The goal of the project is the creation of a hybrid mammoth via changes made in the DNA of an Asian elephant. This hybrid creature would in fact be an ordinary elephant with traits that resemble a woolly mammoth.
“Our aim is to produce a hybrid elephant-mammoth embryo,” said Prof George Church. “Actually, it would be more like an elephant with a number of mammoth traits. We’re not there yet, but it could happen in a couple of years.”
Although it is not possible just now, within two years time span, this concept could reach fruition. Called the mammophant, this animal would look like an elephant yet it would have little ears, lots of adipose tissue, lengthy matted hair and, last but not least, the sort of body which is adapted to extremely cold weather.

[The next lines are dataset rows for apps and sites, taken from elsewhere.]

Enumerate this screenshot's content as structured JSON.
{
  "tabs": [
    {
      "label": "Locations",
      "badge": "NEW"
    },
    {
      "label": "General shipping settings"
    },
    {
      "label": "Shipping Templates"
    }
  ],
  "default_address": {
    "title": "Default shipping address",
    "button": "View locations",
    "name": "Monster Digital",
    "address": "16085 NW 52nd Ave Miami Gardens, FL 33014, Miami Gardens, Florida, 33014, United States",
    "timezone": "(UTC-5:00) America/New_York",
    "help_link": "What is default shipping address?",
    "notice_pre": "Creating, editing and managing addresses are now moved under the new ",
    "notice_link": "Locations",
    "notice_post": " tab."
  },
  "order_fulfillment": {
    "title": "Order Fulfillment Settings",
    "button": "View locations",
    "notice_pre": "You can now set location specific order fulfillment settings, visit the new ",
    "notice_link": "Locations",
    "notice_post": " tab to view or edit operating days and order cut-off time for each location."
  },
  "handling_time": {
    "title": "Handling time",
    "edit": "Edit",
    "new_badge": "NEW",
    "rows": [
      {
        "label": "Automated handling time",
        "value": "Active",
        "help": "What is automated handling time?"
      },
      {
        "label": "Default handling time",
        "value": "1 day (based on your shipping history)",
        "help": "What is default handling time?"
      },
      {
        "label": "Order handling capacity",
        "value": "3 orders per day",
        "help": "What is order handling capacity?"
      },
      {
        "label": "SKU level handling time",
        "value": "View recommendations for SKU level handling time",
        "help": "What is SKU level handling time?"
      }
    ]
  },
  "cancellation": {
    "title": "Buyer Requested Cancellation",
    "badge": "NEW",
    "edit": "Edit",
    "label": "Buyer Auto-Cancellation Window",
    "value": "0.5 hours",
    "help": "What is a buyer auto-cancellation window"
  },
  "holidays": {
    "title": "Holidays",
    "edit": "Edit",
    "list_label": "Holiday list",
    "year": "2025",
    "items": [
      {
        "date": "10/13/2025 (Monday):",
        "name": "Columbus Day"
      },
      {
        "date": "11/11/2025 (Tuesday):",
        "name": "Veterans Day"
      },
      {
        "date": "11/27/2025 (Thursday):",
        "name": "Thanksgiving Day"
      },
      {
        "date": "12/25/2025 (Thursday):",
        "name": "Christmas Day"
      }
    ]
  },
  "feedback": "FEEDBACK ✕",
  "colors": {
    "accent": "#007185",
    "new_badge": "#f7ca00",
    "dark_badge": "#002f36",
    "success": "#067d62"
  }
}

The gene editing technology known as CRISPR will be used to make this mammophant a possibility on the horizon. While up until now, the cellular level was all that this technique had ever dared to reach, now the stage of making real live embryos has been reached.

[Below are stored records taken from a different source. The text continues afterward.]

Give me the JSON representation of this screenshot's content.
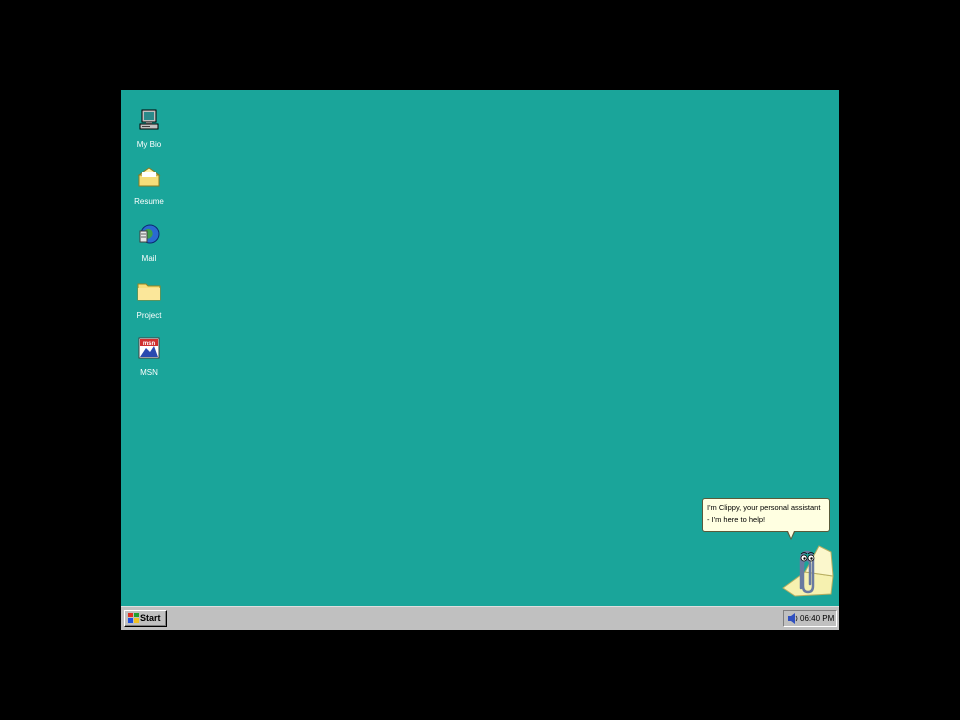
{
  "desktop": {
    "background_color": "#1aa59a",
    "icons": [
      {
        "label": "My Bio",
        "icon": "computer-icon"
      },
      {
        "label": "Resume",
        "icon": "open-folder-icon"
      },
      {
        "label": "Mail",
        "icon": "mail-globe-icon"
      },
      {
        "label": "Project",
        "icon": "folder-icon"
      },
      {
        "label": "MSN",
        "icon": "msn-icon"
      }
    ]
  },
  "assistant": {
    "message_line1": "I'm Clippy, your personal assistant",
    "message_line2": "- I'm here to help!",
    "icon": "paperclip-icon"
  },
  "taskbar": {
    "start_label": "Start",
    "clock": "06:40 PM",
    "tray_icon": "volume-icon"
  }
}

The ultimate goal is the creation of a full-fledged creature. This almost resembles what was portrayed in the novel Frankenstein. Embryogenesis is just the beginning of this process. The gene edits that need to be spliced from mammoth DNA into elephant DNA have increased over the years.

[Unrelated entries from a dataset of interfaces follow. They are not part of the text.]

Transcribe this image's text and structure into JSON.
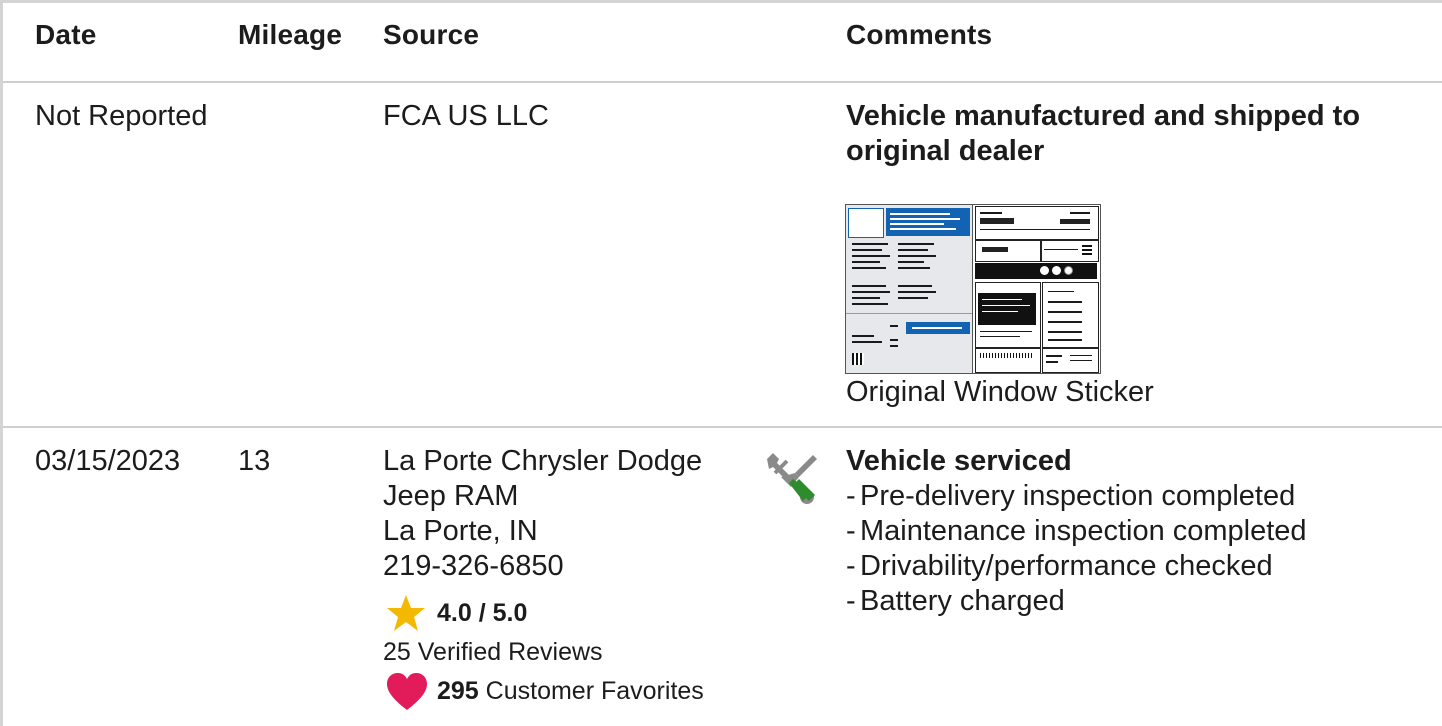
{
  "table": {
    "headers": {
      "date": "Date",
      "mileage": "Mileage",
      "source": "Source",
      "comments": "Comments"
    },
    "rows": [
      {
        "date": "Not Reported",
        "mileage": "",
        "source": [
          "FCA US LLC"
        ],
        "comment_title": "Vehicle manufactured and shipped to original dealer",
        "comment_title_lines": [
          "Vehicle manufactured and shipped to",
          "original dealer"
        ],
        "sticker_label": "Original Window Sticker"
      },
      {
        "date": "03/15/2023",
        "mileage": "13",
        "source": [
          "La Porte Chrysler Dodge",
          "Jeep RAM",
          "La Porte, IN",
          "219-326-6850"
        ],
        "rating": "4.0 / 5.0",
        "reviews": "25 Verified Reviews",
        "favorites_count": "295",
        "favorites_label": "Customer Favorites",
        "service_icon": "wrench-screwdriver-icon",
        "comment_title": "Vehicle serviced",
        "comment_items": [
          "Pre-delivery inspection completed",
          "Maintenance inspection completed",
          "Drivability/performance checked",
          "Battery charged"
        ]
      }
    ]
  },
  "icons": {
    "star": "star-icon",
    "heart": "heart-icon"
  },
  "colors": {
    "star": "#f5b800",
    "heart": "#e21b5a",
    "wrench": "#8a8a8a",
    "screwdriver": "#2e8b2e",
    "sticker_blue": "#1363b5"
  }
}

While the Asian elephant, which is itself an endangered species, could have a woolly mammoth’s genes spliced into its DNA, the whole thing reeks of “monster culture”.
That is why ethical concerns are being raised regarding the whole shebang. One of the main questions raised by scientists is how the woolly mammoth, which was a social creature, would be assimilated into the rest of the modern elephants.
Further questions of whether an elephant womb will be required or whether the whole process will be accomplished outside a living body have puzzled the scientists as well.
The closest living relative of the woolly mammoth is the Asian elephant and not the African elephant. Gene editing is a complex process and one small mistake can spell the difference between a successful hybrid and a misfit of a monster.